It is not difficult to determine, but takes time to gather the data.
The factory needs to measure the VOCs (volatile organic compounds) that are being emitted into the air.
The process is simple: measure VOCs in the paint and multiply by much paint is used.
Once the paint dries all the solvents go directly into the air.
2 - Determine how much of the excess solids from the paint are going into the water
Conceptually this is easy: whatever paint is not on the product is excess.
This calculation is a little more difficult than the air emissions.
Take the weight of the product before and after painting and subtract the second from the first to determine transfer efficiency.
The result is how many liters of paint you are putting on the product is on the product.
The remainder is waste that was applied, but did not say is waste and must be removed.

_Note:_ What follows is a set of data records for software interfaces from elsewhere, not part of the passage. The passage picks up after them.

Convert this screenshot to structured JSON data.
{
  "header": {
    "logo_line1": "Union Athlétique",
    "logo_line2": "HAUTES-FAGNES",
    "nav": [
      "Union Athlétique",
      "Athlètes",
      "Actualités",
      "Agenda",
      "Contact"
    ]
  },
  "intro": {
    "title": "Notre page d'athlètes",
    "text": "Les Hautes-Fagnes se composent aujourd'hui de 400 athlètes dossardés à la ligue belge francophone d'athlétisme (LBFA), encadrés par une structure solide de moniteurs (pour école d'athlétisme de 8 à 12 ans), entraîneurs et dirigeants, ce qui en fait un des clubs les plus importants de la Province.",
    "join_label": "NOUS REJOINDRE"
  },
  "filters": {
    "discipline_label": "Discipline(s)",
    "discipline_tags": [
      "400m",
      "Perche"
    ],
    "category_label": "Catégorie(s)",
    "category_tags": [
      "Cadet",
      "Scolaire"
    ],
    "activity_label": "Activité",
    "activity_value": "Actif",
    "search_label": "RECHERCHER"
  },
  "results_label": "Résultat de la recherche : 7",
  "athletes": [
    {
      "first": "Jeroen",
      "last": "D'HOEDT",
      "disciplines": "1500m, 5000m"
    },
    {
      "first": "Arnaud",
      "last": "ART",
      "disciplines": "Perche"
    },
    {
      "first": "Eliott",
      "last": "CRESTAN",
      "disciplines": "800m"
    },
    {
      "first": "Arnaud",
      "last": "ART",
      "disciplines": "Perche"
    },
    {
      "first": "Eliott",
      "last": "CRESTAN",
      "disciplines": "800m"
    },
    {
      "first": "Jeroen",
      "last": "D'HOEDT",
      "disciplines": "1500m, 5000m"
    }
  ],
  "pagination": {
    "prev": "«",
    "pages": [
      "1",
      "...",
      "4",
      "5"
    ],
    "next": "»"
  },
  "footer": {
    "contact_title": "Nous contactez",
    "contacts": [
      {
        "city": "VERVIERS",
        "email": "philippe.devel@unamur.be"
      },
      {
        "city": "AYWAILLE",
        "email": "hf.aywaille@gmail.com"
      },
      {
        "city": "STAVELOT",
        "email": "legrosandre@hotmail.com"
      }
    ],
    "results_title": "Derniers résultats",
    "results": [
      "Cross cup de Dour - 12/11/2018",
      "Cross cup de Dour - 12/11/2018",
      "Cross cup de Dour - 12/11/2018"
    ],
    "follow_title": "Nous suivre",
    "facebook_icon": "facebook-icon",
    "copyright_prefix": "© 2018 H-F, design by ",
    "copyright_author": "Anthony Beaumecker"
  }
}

3 - Discuss environmental regulations with the local government and how the factory is complying to them
Having this discussion creates buy-in with the local government and together with the factory they can create a joint plan to solve the problem before it starts.
4 - Start cutting pollution
The most cost-efficient method is to improve transfer efficiency.
By improving the coating processes, a factory can reduce the liters of paint or the kilograms of powder paint by 30% to 90%.
The key is putting more solid content on the product and by not using more product you reduce the liters you need to coat.
This not only significantly cuts down on pollution, but saves thousands of dollars on material costs.
The math is simple: instead of using 3 liters of paint per product, the factory will only use 1.
That’s a two-thirds reduction in material costs.
If the factory is using solvent-based paints then going to water base paint or powder paint can really help raise the efficiency.
Changing anodizing and phosphating to non-heavy metal coating is also simple and effective.
Lead-free electrocoat is well known and is an excellent way to reduce pollution and improve efficiency.
This keeps bad chemicals from the waterways and airways, saves money, and helps factories avoid shutdowns from non-compliance.
Factory leaders need to be careful since some areas may require additional equipment for air abatement and water treatment.
These technologies have been used around the world for 30-50 years so it is not difficult to find a product to fit specific needs.
The key is to be proactive and take action to solve the problem before the local government either forces the factory to comply or shuts it down.
Both of those options are more expensive and more disruptive than solving the problem early and in-house.
What are your thoughts on manufacturing in China cleaning up its act?
How has your factory adapted to new EPL regulations?
Let us know in the comments section below